§ **Task goal**
The answer should consist of every line in the material below that has the word "Alias".

§ **Source data**
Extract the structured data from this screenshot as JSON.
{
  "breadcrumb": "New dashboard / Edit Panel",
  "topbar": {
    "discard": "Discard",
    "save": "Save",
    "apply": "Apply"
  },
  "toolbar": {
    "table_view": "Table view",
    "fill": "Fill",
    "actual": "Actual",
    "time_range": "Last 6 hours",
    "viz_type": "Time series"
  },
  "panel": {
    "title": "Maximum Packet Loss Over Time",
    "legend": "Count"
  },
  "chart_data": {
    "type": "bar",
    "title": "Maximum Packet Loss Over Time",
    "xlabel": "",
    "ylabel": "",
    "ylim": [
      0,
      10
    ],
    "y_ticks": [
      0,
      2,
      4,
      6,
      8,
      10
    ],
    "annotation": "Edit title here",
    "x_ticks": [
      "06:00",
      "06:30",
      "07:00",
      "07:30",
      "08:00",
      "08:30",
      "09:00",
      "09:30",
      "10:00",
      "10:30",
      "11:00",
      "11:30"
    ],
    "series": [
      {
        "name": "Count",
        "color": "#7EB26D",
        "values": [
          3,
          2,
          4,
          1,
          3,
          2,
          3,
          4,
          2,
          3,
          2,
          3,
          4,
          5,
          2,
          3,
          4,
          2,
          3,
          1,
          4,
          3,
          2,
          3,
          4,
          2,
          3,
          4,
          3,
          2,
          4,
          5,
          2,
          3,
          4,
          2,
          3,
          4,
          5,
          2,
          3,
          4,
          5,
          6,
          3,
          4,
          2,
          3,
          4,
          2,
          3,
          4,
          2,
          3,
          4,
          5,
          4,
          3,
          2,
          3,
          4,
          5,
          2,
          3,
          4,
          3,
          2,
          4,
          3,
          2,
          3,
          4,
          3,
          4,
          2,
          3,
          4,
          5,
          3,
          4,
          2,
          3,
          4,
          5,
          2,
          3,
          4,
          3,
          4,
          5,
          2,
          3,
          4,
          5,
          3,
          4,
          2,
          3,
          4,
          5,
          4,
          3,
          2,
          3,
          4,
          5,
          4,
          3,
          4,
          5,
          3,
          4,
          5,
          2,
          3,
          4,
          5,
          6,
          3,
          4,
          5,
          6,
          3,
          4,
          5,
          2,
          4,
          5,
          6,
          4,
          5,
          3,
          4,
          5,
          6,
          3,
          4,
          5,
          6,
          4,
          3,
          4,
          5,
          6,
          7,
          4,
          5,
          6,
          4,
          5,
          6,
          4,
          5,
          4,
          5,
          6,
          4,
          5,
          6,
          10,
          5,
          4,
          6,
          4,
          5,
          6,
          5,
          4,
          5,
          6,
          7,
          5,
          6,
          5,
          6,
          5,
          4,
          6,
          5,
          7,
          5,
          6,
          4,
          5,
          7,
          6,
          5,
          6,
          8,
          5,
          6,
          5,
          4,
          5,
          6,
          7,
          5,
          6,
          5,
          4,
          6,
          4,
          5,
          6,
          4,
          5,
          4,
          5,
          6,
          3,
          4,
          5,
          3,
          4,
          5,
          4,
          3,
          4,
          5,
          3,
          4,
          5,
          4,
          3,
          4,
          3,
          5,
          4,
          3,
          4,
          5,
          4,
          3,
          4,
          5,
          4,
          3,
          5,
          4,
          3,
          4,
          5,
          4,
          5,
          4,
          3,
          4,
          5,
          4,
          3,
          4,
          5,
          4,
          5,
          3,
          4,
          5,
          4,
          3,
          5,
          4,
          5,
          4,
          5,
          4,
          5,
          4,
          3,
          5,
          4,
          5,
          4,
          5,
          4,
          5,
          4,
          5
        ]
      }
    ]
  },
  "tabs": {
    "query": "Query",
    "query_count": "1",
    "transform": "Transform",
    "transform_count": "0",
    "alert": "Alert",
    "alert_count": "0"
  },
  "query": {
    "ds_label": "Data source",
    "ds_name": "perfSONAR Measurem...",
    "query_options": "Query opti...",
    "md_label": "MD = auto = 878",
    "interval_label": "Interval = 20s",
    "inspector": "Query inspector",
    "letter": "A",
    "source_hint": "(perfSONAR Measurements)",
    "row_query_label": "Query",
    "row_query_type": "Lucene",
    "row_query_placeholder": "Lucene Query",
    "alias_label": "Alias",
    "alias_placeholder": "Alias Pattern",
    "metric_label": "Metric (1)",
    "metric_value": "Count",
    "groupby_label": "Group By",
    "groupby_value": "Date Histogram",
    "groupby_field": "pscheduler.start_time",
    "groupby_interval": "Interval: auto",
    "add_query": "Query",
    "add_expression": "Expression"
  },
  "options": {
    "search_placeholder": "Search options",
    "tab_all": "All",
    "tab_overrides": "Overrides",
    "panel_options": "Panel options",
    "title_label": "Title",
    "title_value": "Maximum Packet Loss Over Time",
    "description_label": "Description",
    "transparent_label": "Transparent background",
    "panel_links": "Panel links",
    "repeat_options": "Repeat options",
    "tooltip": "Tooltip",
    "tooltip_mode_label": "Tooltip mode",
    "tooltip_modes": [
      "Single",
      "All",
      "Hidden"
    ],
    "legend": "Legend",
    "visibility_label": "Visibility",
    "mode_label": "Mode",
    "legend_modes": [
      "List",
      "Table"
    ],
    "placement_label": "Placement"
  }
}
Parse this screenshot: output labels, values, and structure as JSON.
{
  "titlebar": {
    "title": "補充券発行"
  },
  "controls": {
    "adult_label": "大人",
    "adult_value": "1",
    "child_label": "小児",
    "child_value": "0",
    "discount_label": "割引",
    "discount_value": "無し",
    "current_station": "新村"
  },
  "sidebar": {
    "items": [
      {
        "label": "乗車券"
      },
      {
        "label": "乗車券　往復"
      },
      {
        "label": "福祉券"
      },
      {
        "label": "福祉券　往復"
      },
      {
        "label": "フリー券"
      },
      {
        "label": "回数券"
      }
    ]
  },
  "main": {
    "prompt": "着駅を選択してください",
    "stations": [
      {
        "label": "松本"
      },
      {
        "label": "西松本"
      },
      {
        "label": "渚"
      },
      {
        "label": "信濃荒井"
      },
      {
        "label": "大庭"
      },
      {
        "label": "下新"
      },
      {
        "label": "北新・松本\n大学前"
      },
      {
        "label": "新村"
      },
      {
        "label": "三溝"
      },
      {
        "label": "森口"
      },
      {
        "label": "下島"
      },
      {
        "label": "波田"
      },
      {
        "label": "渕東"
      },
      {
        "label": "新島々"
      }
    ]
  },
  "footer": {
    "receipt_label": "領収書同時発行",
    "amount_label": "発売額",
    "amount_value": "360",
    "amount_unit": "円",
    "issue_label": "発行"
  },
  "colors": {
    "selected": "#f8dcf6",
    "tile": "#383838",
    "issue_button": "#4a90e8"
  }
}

§ **Output of the task**
    "alias_label": "Alias",
    "alias_placeholder": "Alias Pattern",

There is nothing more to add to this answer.